           It is noteworthy to mention the publication Rule of Reading in Anchiskhati Church (Patriarchy Church Chant Center, Tbilisi, 2009). Rules of traditional Georgian church reading established in Anchiskhati Church at the end of the 80s, and also applied in Mama Daviti Temple are included in the CD. Three types of chanting liturgy are recorded on the CD: Gospel, Apostle, and Prophecy. Psalms are presented by Archpriest Revaz Tomaradze – which is the leader of the church, Archimandrite Nikoloz Ghlonti and chorister and psalm-reader Malkhaz Erkvanidze. Key bases of mood and intonations of church reading are also comprised in the CD. Moreover, chants sung by the church choir are presented. The recording shows an intonation unity of reading and chant. It revives traditional old religious service. Renewal of traditional rule of reading in church is based on heritage (heard and studied from previous clergymen), music manuscripts (Ekvtime the Confessor’s manuscript Q-830 preserved in the National Center of Manuscripts of Georgia), and the professional experience and knowledge of a talented reader (Erkvanidze) with a special instinct.

           Tbilisi Jvaris Mama Choir is the first women’s ensemble, which followed the Anchiskhati Church choir in observing the principles of church performance, and started to perform traditional Georgian chants at the temple.
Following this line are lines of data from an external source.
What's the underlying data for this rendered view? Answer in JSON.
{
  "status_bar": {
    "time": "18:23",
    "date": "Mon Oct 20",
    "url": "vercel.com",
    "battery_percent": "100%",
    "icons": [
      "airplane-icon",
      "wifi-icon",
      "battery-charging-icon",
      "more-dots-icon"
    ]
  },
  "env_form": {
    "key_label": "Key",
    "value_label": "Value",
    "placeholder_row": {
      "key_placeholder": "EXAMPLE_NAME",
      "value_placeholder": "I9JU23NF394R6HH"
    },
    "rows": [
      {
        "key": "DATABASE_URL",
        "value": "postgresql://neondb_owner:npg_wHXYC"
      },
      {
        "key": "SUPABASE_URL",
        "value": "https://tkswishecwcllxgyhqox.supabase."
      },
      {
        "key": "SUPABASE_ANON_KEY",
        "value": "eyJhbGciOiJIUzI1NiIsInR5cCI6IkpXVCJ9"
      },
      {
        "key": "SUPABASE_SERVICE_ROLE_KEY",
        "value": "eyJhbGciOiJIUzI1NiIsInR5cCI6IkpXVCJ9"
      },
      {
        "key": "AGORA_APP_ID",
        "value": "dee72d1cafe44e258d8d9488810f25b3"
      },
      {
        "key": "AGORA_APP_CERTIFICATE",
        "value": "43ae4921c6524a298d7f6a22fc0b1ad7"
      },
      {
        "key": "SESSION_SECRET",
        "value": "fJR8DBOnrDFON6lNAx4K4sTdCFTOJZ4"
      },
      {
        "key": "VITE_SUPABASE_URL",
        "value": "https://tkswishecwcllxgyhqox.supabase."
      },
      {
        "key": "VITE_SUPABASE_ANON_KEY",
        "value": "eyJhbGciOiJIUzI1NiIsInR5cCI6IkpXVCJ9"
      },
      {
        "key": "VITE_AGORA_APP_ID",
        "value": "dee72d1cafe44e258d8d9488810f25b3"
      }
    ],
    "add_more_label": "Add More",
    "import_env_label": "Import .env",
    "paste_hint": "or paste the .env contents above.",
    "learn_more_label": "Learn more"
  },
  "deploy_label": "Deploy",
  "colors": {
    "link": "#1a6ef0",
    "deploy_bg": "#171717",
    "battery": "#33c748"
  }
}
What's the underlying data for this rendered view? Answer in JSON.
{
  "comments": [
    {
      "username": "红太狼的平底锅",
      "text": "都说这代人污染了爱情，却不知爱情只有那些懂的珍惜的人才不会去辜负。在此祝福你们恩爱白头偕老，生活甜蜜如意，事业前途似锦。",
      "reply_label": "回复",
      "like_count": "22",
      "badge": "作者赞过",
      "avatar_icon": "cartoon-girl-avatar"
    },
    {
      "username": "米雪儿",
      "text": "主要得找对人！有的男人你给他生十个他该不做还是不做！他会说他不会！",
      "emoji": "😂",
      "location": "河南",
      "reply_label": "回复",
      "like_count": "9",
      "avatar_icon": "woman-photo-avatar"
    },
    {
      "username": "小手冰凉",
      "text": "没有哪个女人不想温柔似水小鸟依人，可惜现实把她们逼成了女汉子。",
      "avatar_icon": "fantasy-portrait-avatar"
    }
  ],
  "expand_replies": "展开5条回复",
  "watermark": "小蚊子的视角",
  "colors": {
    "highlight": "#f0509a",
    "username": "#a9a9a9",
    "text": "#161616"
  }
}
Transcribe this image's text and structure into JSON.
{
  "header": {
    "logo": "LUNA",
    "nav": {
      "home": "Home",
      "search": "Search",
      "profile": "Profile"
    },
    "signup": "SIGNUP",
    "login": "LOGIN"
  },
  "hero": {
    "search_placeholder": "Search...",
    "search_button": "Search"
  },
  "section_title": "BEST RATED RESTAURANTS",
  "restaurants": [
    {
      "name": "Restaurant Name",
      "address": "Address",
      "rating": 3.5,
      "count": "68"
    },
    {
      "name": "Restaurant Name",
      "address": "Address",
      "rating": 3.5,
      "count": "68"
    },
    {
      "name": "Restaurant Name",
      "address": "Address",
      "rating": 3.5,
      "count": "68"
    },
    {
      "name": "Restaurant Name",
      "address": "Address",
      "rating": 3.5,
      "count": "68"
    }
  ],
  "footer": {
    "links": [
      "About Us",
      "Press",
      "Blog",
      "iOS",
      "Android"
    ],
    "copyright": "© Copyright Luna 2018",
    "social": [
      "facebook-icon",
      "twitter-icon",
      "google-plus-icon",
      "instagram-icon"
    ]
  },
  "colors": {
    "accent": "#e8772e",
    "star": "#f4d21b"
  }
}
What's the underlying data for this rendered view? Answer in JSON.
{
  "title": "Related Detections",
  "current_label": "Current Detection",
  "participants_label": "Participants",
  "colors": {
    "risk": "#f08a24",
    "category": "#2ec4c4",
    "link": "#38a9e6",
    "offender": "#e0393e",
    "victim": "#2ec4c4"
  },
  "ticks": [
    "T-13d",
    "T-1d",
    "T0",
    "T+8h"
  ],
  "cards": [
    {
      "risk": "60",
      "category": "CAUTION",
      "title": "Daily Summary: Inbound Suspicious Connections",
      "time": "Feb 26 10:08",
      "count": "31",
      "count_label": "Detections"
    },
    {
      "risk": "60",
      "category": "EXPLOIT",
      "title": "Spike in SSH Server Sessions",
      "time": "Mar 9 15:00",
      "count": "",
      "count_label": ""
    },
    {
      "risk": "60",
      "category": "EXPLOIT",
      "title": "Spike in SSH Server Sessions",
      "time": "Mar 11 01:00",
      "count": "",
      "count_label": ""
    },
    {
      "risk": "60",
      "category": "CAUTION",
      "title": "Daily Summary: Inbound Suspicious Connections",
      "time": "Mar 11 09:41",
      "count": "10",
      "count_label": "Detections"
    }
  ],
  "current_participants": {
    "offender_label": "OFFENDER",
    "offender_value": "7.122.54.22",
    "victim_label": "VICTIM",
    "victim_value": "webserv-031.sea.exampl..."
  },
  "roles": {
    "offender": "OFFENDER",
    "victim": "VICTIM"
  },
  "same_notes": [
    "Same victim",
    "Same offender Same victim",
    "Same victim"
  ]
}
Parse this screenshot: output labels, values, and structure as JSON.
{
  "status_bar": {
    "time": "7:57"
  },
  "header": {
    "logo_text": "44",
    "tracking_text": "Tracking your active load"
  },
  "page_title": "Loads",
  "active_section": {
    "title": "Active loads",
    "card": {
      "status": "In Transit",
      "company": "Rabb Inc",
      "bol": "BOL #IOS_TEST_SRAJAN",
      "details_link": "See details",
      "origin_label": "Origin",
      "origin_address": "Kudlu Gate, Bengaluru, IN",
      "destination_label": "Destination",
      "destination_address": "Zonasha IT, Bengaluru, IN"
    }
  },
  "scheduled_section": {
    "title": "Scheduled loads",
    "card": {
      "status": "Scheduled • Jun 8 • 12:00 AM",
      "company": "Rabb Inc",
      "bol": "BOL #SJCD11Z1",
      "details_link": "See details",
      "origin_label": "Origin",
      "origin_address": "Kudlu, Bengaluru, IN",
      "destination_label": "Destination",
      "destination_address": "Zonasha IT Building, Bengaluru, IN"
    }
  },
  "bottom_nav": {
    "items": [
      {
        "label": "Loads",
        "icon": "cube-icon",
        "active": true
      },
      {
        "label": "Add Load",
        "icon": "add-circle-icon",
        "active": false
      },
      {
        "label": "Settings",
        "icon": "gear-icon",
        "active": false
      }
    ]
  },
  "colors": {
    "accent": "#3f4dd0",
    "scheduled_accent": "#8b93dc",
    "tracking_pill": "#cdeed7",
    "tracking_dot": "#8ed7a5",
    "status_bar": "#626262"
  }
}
Later on a choir was established on the basis of choristers of Jvaris Mama Church (Sathanao Choir, choirmaster Tatiana Megrelidze), and following these principles it offers the sound recording of Georgian Church and Secular Music (Tbilisi, 2008). The CD includes 9 chants.

           The purpose of some released CDs is to expand and disseminate the less-known chant repertoire. E.g. men’s choir named Aghsavali recorded The Great Canon of St. Andrew of Crete (heirmoi and kontakia), being produced by Nino Naneishvili (Tbilisi, 2007). Women’s Choir Ialoni (choirmaster Nino Naneishvili) released Theotokion and Paraklesis Chants Dedicated to the Virgin (Tbilisi, 2010).

           There were several teaching CDs released in the decades of the 21st century. One of them – Traditional Georgian Church Hymns, including two recordings compiled by Nun Martha Chkhikvishvili and Nino Razmadze (Tbilisi, 2010) and attached to the sheet music collection – is intended for women’s choirs. The other one is a compilation of recordings (Traditional Georgian Church Hymns including two self-study recordings, Tbilisi, 2012, 2013; sheet music attached) released by male ensemble Shavnabada and conducted by choirmaster David Tsintsadze. Both albums include simpler patterns of Vesper, Matins and Liturgy chants of Gelati School sung during Divine Service. The peculiarity of the study recordings is that chants are presented in three voices that are followed by emphasizing each voice that facilitates learning the patterns by ear. Both choirs are characterized with simplicity. Performance of women’s choir has internal dynamics, live sonority and accurate interpretation of chants with different performance peculiarities (recitative, avaji – melodic recitative).

           The album Patriarchy Choir of Tbilisi Holy Trinity (Sameba) Cathedral, Georgia, including two CDs (choirmaster Simon-Jiki Jangulashvili), has been released recently. It contains 24 chants, most of them with a melismatic style. On the one hand, the ensemble continues the performance tradition of Rustavi ensemble, and on the other hand, it is a carrier of traits (excessive amount of dynamic nuances, a huge number of choristers that is uncommon for traditional Georgian choir) introduced by Russian partes singing chant in some temples of Georgia.

           It is obvious that the contemporary audio recordings of chant choirs clearly reflect the key performance trends of Georgian chanting.



Ketevan Matiashvili